Because someone asked nicely.
So, because I am meant to be a force for all that is good and decent in turbulent times, here it is (with metrification for the rest of the world because I am, simply, a Hell of a guy):
This goes around to 8-10 people, so halve (or quarter!) as needed. Feel free to make it taller or shorter, it will taste the same. (Taller is posher, to some.) It is also an excellent opportunity to conscript any youngsters to assist. It is also a VERY easy dessert for said youngsters to make, requiring only modest whisking power and even more modest assembly skills. Some other variants have separated eggs which require whisking over double boilers, or whipping cream which demand either major appliances or serious muscle. Not here, as getting your 9 year old to start pitching in with food preparation is, to quote Eddie Izzard, A Good Thing.
½ c. (125ml) cooled espresso coffee (or use REALLY strong coffee), sweetened or not as you prefer
¼ c. (65ml) amaretto liqueur (or use a scant ¾ c. espresso with a healthy shot of almond extract)
½ lb. (450gm) ladyfingers, or cut-into-planks sponge cake, toasted (if you don't toast it pretty dry, it will get seriously soggy)
1/3 c. (+/- 80ml) sugar
2 t. (?? ml) vanilla extract
1 lb. (450gm) mascarpone or cream cheese or neufchatel cheese (this last one is my favorite for "everyday" tiramisu, it's far less caloric than mascarpone, almost as good and way cheaper, even if you use some chi-chi organic stuff...I like Horizons Organic), softened to room temperature.
Cocoa powder (I like Droste) or chocolate powder (sometimes called "ground chocolate" in which case I like Pernigotti's) chocolate shavings (I like Valrhona or Scharffenberger) for dusting the surface.
Put your espresso/amaretto fluid in a shallow tray. Lay a ladyfinger down flat for HALF A SECOND, flip it over another half second and remove. Place the duly dampened ladyfinger down flat in your vessel* of choice. Then repeat until you have one layer, making sure they almost, but not quite, touch.
For the filling, whip mascarpone (or cream cheese, or neufchatel) with sugar and vanilla until you no longer see sugar crystals and the cheese takes on a batter-like texture. Do not panic if it's runny, as it will firm up in the fridge.
Cover (I use a resealable plastic container, otherwise go with cling wrap) and refrigerate overnight -- willpower!! -- before serving. You need the time for the just damp ladyfingers to absorb the moisture from the mascarpone (which in turn "pushes" the espresso deeper into the ladyfinger, softening it while firming up the mascarpone further) and you need the filling to set up** to the correct firmness.

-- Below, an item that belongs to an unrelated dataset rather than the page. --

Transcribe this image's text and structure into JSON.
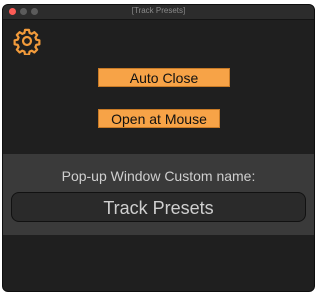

Just prior to serving put cocoa/ in a fine strainer and shake a light coating on surface, or sprinkle chocolate shavings.
Serve to rapturous acclaim.-J.
* I like a
** You can cheat with a bit of gelatin if you like it pretty firm or if you just want it to firm up faster.